Nothing warms the cockles of my heart like finding a new archive or designer. Even better, both. So today – thanks once again to the lovely online library which is VADS – meet A E Halliwell and his archive.
Halliwell was more of an arts educator than a full-time designer, teaching at the Central School and Camberwell. But before that, he did do a number of rather good modern posters, mainly for London Transport.
Surprisingly, not all of the designs in the Halliwell archive are in the London Transport Museum Collection – like the Molesey Regatta one above. I don’t know whether this is because the designs were rejected or in fact that the LTM archive isn’t as omniscient as I’d always thought. It would be interesting to know though.
Given the style of the designs above, it’s not surprising to discover that he also produced posters for the Southern Railway too.
Although he did also manage to introduce a surprising touch of Bloomsbury to railway advertising with this 1928 poster.
It’s good, but I also think it’s a nifty piece of niche marketing, the idea being that people who had enough money to travel abroad (not many in 1928) were probably sophisticated enough to deal with a less literal version of the modern.
But there are other gems in there too. Some of his best work, for me, was done for the state.
But there are more reasons to like the archive too. One is that it preserves a lot of Halliwell’s more ephemeral designs, the kind of things that not only don’t tend to survive, but are rarely attributed when they do.
I particularly like the Birds Custard design.
Even when Halliwell moved more into teaching than commercial work, he still designed, and the archive also has a good selection of these, too. I’m guessing, as it’s one performance only, that this must have been a student play.
While others are more obviously related to his teaching work.
All of these are dated 1930 by the archive. I would be surprised, to say the least.
But best of all, if you’re like me and prefer the more modern stuff to the 1920s deco, is that Halliwell also collected some of his favourite student work over the years. Some of which is really excellent.
I particularly covet this one.
Although I’m not entirely convinced I haven’t seen that in a 1950s design annual. I will do some research and report back.

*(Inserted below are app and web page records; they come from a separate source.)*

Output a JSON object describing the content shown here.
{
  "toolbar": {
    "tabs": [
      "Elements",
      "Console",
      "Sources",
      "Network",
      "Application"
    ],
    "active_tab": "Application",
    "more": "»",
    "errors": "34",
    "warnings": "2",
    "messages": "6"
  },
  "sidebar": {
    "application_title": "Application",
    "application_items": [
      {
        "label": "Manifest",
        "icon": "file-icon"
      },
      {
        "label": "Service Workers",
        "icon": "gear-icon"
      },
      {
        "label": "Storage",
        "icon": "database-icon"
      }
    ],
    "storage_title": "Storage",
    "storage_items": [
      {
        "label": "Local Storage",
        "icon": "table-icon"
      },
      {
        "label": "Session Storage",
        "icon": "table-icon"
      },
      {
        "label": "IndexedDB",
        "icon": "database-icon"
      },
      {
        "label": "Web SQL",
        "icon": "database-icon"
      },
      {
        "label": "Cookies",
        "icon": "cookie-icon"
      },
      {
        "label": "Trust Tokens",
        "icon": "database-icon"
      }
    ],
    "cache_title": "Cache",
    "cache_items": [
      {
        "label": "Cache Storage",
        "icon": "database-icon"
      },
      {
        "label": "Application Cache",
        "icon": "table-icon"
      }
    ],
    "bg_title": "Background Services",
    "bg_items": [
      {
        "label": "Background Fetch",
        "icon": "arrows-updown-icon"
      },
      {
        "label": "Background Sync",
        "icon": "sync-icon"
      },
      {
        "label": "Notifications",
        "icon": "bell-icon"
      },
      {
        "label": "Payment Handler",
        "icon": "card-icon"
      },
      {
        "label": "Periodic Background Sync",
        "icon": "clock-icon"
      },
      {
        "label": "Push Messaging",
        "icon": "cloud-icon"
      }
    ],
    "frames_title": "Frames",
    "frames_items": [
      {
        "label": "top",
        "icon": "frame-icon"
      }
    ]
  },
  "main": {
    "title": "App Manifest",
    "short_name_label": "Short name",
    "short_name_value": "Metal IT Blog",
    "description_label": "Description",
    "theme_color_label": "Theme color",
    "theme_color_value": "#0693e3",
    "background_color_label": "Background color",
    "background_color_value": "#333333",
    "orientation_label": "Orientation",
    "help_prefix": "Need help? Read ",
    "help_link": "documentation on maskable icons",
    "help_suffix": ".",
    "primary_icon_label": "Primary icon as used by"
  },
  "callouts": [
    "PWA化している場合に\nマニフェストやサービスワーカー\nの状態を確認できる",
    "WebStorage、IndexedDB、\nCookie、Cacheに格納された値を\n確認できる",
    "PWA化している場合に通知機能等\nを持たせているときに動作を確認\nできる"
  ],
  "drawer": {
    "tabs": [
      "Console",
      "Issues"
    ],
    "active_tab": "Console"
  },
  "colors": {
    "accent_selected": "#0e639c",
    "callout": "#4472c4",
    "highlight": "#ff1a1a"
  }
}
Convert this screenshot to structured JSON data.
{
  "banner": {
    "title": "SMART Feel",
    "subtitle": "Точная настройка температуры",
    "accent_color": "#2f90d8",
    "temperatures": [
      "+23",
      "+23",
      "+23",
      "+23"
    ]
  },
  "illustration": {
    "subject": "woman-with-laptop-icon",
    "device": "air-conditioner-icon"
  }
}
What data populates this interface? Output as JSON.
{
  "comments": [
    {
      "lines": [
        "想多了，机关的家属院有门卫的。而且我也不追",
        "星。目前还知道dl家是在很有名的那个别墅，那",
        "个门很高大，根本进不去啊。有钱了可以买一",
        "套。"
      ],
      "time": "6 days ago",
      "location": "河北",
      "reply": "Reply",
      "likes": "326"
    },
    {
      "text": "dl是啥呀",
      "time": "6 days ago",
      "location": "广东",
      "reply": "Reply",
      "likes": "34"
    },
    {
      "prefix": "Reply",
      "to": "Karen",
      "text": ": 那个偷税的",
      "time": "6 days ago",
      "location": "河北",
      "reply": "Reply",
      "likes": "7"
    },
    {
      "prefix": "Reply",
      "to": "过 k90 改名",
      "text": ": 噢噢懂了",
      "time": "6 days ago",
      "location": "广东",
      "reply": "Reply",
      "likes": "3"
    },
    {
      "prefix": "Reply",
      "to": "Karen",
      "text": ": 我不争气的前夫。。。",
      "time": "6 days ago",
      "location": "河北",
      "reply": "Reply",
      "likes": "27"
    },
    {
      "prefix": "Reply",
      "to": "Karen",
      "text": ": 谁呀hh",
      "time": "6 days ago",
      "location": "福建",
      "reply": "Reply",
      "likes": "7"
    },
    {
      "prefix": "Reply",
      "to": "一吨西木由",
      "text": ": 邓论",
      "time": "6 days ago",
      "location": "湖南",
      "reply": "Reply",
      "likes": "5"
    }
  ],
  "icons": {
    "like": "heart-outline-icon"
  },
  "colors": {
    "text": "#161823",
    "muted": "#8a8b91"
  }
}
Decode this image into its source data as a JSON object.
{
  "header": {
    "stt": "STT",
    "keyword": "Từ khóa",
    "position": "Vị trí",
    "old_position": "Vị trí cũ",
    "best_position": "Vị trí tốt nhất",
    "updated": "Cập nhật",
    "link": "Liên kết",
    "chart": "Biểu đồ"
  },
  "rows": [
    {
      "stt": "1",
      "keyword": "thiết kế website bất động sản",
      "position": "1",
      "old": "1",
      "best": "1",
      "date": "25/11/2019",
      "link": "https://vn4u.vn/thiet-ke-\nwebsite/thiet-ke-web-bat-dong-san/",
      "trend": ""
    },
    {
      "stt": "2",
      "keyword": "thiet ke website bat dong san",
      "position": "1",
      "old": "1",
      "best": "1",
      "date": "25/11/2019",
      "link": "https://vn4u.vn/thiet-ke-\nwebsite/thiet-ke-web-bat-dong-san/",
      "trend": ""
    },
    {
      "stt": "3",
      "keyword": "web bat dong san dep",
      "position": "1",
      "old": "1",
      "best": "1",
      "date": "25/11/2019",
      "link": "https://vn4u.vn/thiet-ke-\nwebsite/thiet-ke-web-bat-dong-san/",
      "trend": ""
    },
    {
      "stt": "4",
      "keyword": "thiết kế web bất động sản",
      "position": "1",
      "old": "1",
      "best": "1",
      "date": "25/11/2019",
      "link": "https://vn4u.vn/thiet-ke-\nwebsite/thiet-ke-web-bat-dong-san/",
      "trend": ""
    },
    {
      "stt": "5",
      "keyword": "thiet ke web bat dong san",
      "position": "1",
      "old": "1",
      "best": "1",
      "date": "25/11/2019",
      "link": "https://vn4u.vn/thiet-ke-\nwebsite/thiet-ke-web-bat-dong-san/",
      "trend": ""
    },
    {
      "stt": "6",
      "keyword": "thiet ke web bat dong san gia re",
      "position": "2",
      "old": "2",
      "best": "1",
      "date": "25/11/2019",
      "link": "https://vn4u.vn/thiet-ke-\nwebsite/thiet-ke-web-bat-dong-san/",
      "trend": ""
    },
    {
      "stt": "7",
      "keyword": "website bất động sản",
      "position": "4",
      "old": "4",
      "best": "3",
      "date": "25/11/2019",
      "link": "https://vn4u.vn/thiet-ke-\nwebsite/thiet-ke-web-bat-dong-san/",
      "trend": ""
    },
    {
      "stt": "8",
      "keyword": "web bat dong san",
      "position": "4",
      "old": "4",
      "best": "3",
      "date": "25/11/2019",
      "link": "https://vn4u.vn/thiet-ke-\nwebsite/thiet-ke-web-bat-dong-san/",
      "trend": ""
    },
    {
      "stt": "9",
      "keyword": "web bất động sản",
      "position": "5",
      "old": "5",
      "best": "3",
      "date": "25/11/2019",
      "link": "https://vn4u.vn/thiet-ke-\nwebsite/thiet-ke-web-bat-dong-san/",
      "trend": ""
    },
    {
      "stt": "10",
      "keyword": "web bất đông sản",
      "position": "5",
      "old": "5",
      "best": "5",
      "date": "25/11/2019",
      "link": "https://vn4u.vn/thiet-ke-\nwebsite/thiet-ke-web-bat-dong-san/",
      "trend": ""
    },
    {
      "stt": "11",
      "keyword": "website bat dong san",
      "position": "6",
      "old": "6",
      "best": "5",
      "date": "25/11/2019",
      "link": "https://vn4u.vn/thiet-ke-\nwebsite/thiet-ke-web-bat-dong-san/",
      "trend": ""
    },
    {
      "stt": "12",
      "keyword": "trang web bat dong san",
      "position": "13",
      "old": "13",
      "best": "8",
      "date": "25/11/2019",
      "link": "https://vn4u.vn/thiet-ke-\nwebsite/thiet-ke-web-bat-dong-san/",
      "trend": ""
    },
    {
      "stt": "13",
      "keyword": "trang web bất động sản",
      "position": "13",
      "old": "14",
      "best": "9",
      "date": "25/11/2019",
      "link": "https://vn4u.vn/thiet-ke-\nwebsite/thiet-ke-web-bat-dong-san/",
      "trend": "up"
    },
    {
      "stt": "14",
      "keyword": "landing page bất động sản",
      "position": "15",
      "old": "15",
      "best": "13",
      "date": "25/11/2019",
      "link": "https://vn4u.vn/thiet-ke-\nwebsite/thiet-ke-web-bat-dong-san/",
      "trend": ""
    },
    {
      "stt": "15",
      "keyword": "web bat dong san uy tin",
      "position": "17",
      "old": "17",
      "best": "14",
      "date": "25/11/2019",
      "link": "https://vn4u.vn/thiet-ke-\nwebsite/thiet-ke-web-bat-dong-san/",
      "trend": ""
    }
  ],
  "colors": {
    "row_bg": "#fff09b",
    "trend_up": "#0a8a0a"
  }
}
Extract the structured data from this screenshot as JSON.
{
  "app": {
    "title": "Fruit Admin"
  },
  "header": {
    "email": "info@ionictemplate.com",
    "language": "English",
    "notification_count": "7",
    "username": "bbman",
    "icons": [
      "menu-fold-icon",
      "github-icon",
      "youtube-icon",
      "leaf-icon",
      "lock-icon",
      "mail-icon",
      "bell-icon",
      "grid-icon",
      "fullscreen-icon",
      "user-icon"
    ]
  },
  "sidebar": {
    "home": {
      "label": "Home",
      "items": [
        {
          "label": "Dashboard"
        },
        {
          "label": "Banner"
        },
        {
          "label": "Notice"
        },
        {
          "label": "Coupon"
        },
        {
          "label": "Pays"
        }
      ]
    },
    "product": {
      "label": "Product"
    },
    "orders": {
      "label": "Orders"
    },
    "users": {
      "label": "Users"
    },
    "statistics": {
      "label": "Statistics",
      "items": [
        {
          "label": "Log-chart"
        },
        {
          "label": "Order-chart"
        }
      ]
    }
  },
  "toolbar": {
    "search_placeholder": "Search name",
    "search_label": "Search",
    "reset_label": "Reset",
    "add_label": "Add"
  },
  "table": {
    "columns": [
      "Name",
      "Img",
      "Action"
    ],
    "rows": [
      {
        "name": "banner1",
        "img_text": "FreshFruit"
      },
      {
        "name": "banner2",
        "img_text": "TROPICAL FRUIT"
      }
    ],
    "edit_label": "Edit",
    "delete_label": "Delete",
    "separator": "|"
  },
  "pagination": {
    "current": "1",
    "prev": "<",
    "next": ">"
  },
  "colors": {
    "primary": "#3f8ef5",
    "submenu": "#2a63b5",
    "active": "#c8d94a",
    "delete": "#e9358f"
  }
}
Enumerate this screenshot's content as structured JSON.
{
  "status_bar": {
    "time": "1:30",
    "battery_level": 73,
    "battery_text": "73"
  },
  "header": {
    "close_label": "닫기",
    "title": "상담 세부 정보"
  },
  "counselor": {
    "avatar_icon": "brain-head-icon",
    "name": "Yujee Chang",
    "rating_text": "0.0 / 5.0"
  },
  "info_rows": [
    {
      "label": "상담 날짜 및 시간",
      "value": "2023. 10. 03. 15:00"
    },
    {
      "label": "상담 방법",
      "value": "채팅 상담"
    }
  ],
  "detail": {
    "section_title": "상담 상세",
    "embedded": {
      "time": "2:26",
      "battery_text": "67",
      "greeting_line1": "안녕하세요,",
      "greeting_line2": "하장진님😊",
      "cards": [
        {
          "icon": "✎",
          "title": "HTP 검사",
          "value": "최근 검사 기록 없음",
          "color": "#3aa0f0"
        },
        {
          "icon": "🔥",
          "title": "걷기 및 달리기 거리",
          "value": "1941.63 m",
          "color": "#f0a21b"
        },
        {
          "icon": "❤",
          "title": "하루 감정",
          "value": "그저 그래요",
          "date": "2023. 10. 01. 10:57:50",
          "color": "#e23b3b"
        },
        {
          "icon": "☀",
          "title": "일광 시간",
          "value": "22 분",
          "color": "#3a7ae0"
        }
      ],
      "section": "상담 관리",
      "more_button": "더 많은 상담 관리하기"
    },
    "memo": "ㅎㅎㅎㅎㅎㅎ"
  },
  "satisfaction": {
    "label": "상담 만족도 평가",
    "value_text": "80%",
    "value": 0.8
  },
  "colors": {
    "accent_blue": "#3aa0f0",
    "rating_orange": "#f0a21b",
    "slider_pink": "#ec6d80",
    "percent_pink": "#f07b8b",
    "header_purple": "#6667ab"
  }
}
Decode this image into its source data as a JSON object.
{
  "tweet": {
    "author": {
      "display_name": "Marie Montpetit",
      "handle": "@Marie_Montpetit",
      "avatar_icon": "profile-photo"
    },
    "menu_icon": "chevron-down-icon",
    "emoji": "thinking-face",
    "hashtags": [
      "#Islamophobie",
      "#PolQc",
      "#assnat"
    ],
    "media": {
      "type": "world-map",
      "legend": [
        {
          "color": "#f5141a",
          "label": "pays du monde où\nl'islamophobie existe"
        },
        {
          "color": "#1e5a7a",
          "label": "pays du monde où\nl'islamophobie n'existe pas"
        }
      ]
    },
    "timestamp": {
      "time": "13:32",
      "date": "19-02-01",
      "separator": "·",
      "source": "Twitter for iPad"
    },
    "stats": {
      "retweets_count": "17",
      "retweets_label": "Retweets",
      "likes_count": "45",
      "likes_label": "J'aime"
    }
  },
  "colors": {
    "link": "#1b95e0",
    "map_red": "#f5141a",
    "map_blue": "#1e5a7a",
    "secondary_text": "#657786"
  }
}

I have definitely seen this one before too, but can’t remember where. Can anyone help with where or how?
This one, meanwhile, could only have been student work.
Why didn’t the future look like this in the end? I think we were robbed.